■ What you are asked to do ■
Each entry should be written out once more, exactly as given below.

Component data from apps and pages:
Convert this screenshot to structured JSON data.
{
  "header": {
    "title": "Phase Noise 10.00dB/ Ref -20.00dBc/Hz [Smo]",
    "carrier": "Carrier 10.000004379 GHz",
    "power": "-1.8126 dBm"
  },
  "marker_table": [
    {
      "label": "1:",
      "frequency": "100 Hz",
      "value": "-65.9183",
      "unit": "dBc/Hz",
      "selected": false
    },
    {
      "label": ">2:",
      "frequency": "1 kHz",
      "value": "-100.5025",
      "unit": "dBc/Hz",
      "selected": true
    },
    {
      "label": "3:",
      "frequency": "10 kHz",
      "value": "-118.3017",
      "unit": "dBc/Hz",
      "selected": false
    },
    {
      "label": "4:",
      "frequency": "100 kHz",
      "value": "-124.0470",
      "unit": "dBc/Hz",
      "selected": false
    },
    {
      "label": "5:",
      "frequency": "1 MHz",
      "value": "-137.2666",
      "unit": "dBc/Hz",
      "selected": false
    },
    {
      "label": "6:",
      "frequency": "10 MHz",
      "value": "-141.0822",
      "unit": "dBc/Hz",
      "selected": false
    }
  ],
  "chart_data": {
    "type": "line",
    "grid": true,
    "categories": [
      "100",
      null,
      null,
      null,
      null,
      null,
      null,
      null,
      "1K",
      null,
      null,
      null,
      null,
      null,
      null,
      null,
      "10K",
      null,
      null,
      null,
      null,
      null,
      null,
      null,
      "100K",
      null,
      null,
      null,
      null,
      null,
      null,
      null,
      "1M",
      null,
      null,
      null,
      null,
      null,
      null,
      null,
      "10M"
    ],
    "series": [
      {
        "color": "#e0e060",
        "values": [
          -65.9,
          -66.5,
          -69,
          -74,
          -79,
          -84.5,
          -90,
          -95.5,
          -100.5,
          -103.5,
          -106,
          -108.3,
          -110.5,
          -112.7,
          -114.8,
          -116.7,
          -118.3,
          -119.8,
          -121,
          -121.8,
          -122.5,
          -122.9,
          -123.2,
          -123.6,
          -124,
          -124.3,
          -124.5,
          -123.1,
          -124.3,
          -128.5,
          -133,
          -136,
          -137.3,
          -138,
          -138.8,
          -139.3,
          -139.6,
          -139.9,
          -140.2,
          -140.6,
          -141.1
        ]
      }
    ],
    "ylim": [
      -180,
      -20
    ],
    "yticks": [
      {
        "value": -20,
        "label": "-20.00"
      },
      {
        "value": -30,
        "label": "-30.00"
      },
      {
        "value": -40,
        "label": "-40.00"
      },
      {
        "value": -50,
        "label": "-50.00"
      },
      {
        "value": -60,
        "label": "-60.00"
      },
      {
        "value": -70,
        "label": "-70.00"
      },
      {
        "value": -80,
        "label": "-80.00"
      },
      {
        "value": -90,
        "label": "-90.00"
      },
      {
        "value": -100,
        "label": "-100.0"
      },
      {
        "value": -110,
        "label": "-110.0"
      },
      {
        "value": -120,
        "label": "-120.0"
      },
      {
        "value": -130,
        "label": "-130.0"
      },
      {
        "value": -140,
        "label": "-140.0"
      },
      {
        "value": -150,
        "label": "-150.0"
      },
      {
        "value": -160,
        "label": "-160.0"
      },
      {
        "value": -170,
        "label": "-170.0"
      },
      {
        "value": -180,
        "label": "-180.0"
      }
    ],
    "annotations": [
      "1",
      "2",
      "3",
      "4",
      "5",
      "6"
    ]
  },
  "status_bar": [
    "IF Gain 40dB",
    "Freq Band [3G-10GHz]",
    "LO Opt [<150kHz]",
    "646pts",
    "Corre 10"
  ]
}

■ Exercise solution ■
Convert this screenshot to structured JSON data.
{
  "header": {
    "title": "Phase Noise 10.00dB/ Ref -20.00dBc/Hz [Smo]",
    "carrier": "Carrier 10.000004379 GHz",
    "power": "-1.8126 dBm"
  },
  "marker_table": [
    {
      "label": "1:",
      "frequency": "100 Hz",
      "value": "-65.9183",
      "unit": "dBc/Hz",
      "selected": false
    },
    {
      "label": ">2:",
      "frequency": "1 kHz",
      "value": "-100.5025",
      "unit": "dBc/Hz",
      "selected": true
    },
    {
      "label": "3:",
      "frequency": "10 kHz",
      "value": "-118.3017",
      "unit": "dBc/Hz",
      "selected": false
    },
    {
      "label": "4:",
      "frequency": "100 kHz",
      "value": "-124.0470",
      "unit": "dBc/Hz",
      "selected": false
    },
    {
      "label": "5:",
      "frequency": "1 MHz",
      "value": "-137.2666",
      "unit": "dBc/Hz",
      "selected": false
    },
    {
      "label": "6:",
      "frequency": "10 MHz",
      "value": "-141.0822",
      "unit": "dBc/Hz",
      "selected": false
    }
  ],
  "chart_data": {
    "type": "line",
    "grid": true,
    "categories": [
      "100",
      null,
      null,
      null,
      null,
      null,
      null,
      null,
      "1K",
      null,
      null,
      null,
      null,
      null,
      null,
      null,
      "10K",
      null,
      null,
      null,
      null,
      null,
      null,
      null,
      "100K",
      null,
      null,
      null,
      null,
      null,
      null,
      null,
      "1M",
      null,
      null,
      null,
      null,
      null,
      null,
      null,
      "10M"
    ],
    "series": [
      {
        "color": "#e0e060",
        "values": [
          -65.9,
          -66.5,
          -69,
          -74,
          -79,
          -84.5,
          -90,
          -95.5,
          -100.5,
          -103.5,
          -106,
          -108.3,
          -110.5,
          -112.7,
          -114.8,
          -116.7,
          -118.3,
          -119.8,
          -121,
          -121.8,
          -122.5,
          -122.9,
          -123.2,
          -123.6,
          -124,
          -124.3,
          -124.5,
          -123.1,
          -124.3,
          -128.5,
          -133,
          -136,
          -137.3,
          -138,
          -138.8,
          -139.3,
          -139.6,
          -139.9,
          -140.2,
          -140.6,
          -141.1
        ]
      }
    ],
    "ylim": [
      -180,
      -20
    ],
    "yticks": [
      {
        "value": -20,
        "label": "-20.00"
      },
      {
        "value": -30,
        "label": "-30.00"
      },
      {
        "value": -40,
        "label": "-40.00"
      },
      {
        "value": -50,
        "label": "-50.00"
      },
      {
        "value": -60,
        "label": "-60.00"
      },
      {
        "value": -70,
        "label": "-70.00"
      },
      {
        "value": -80,
        "label": "-80.00"
      },
      {
        "value": -90,
        "label": "-90.00"
      },
      {
        "value": -100,
        "label": "-100.0"
      },
      {
        "value": -110,
        "label": "-110.0"
      },
      {
        "value": -120,
        "label": "-120.0"
      },
      {
        "value": -130,
        "label": "-130.0"
      },
      {
        "value": -140,
        "label": "-140.0"
      },
      {
        "value": -150,
        "label": "-150.0"
      },
      {
        "value": -160,
        "label": "-160.0"
      },
      {
        "value": -170,
        "label": "-170.0"
      },
      {
        "value": -180,
        "label": "-180.0"
      }
    ],
    "annotations": [
      "1",
      "2",
      "3",
      "4",
      "5",
      "6"
    ]
  },
  "status_bar": [
    "IF Gain 40dB",
    "Freq Band [3G-10GHz]",
    "LO Opt [<150kHz]",
    "646pts",
    "Corre 10"
  ]
}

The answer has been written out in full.